If you're going to have a headrest on your gaming chair, you might as well make it work for you. Razer's Project Carol design concept unveiled at CES tosses near-field 7.1-channel surround sound and Razer's HyperSense haptics into the place you lay your head. It seems odd to have a headrest with system requirements, but this one's PC only.

Near-field sound means that the audio is focused close to your ears, though mapped for surround, rather than room-filling like speakers would be. They're essentially speakers that sit on either side of your head. The sides can be pulled forward towards your ears or pushed back.

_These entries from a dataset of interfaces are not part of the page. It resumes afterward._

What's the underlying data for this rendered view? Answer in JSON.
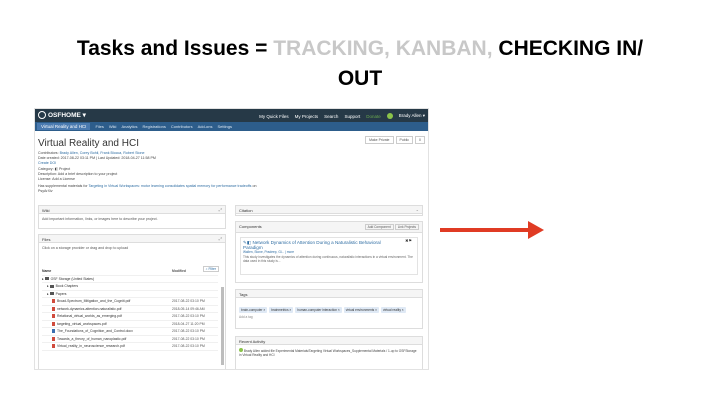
{
  "slide": {
    "title_part1": "Tasks and Issues = ",
    "title_dim": "TRACKING, KANBAN,",
    "title_part2": " CHECKING IN/",
    "title_line2": "OUT"
  },
  "colors": {
    "navbar": "#263947",
    "subnav": "#2d5d8b",
    "arrow": "#e03b24",
    "dim_text": "#c8c8c8"
  },
  "osf": {
    "brand": "OSFHOME ▾",
    "nav_links": [
      "My Quick Files",
      "My Projects",
      "Search",
      "Support",
      "Donate",
      "Brady Allen ▾"
    ],
    "subnav": {
      "project": "Virtual Reality and HCI",
      "items": [
        "Files",
        "Wiki",
        "Analytics",
        "Registrations",
        "Contributors",
        "Add-ons",
        "Settings"
      ]
    },
    "project_title": "Virtual Reality and HCI",
    "project_buttons": [
      "Make Private",
      "Public",
      "0"
    ],
    "meta": {
      "contributors_label": "Contributors:",
      "contributors": "Brady Allen, Corey Bohil, Frank Biocca, Robert Stone",
      "dates": "Date created: 2017-08-22 03:11 PM | Last Updated: 2018-04-27 11:58 PM",
      "create_doi": "Create DOI",
      "category": "Category: ◧ Project",
      "description": "Description: Add a brief description to your project",
      "license": "License: Add a License",
      "supplemental_a": "Has supplemental materials for",
      "supplemental_link": "Targeting in Virtual Workspaces: motor learning consolidates spatial memory for performance tradeoffs",
      "supplemental_b": " on PsyArXiv"
    },
    "wiki": {
      "title": "Wiki",
      "body": "Add important information, links, or images here to describe your project."
    },
    "citation": {
      "title": "Citation"
    },
    "components": {
      "title": "Components",
      "add_btn": "Add Component",
      "link_btn": "Link Projects",
      "item_title": "Network Dynamics of Attention During a Naturalistic Behavioral Paradigm",
      "item_authors": "Wallen, Stone, Pradeep, Gl... | more",
      "item_desc": "This study investigates the dynamics of attention during continuous, naturalistic interactions in a virtual environment. The data used in this study is..."
    },
    "files": {
      "title": "Files",
      "hint": "Click on a storage provider or drag and drop to upload",
      "filter": "Filter",
      "col_name": "Name",
      "col_modified": "Modified",
      "rows": [
        {
          "name": "OSF Storage (United States)",
          "date": "",
          "kind": "folder",
          "indent": 0
        },
        {
          "name": "Book Chapters",
          "date": "",
          "kind": "folder",
          "indent": 1
        },
        {
          "name": "Papers",
          "date": "",
          "kind": "folder",
          "indent": 1
        },
        {
          "name": "Broad-Spectrum_Mitigation_and_the_Cogniti.pdf",
          "date": "2017-08-22 03:10 PM",
          "kind": "pdf",
          "indent": 2
        },
        {
          "name": "network-dynamics-attention-naturalistic.pdf",
          "date": "2018-05-14 09:46 AM",
          "kind": "pdf",
          "indent": 2
        },
        {
          "name": "Relational_virtual_worlds_as_emerging.pdf",
          "date": "2017-08-22 03:10 PM",
          "kind": "pdf",
          "indent": 2
        },
        {
          "name": "targeting_virtual_workspaces.pdf",
          "date": "2018-04-27 11:20 PM",
          "kind": "pdf",
          "indent": 2
        },
        {
          "name": "The_Foundations_of_Cognition_and_Control.docx",
          "date": "2017-08-22 03:10 PM",
          "kind": "doc",
          "indent": 2
        },
        {
          "name": "Towards_a_theory_of_human_nanoplastic.pdf",
          "date": "2017-08-22 03:10 PM",
          "kind": "pdf",
          "indent": 2
        },
        {
          "name": "Virtual_reality_in_neuroscience_research.pdf",
          "date": "2017-08-22 03:10 PM",
          "kind": "pdf",
          "indent": 2
        }
      ]
    },
    "tags": {
      "title": "Tags",
      "items": [
        "brain-computer ×",
        "brainmetrics ×",
        "human-computer interaction ×",
        "virtual environments ×",
        "virtual reality ×"
      ],
      "add_tag": "Add a tag"
    },
    "activity": {
      "title": "Recent Activity",
      "entry": "Brady Allen added file Experimental Materials/Targeting Virtual Workspaces_Supplemental Materials / 1-up to OSFStorage in Virtual Reality and HCI"
    }
  }
}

An angled view of a rendering of Project Carol with the speakers pulled to wrap around the user's head, against a blue background

Razer's designed Carol to work with more gaming chairs than just Razer's; it has adjustable, elastic straps to mount it. The audio connects to your PC via 2.4GHz (low latency) wireless. It also requires charging -- at 8 hours of battery life, it will require frequent charging compared to a good headset.

Project Carol isn't as glitzy or ambitious as some of Razer's past concepts, like its Project Hazel from 2021 that eventually turned into the disappointing Zephyr mask. Like all concept products, there's no guarantee that it will ever evolve into a shipping product, and there's an even smaller chance that it will be able to do everything it touts.

And I think two of the real products the company announced -- face padding for the Meta Quest 2 designed in conjunction with medical device manufacturer ResMed and the availability of the Razer Edge and Edge 5G cloud gaming tablet-plus-controller -- seem more interesting than this year's concept. I guess we'll see where it goes.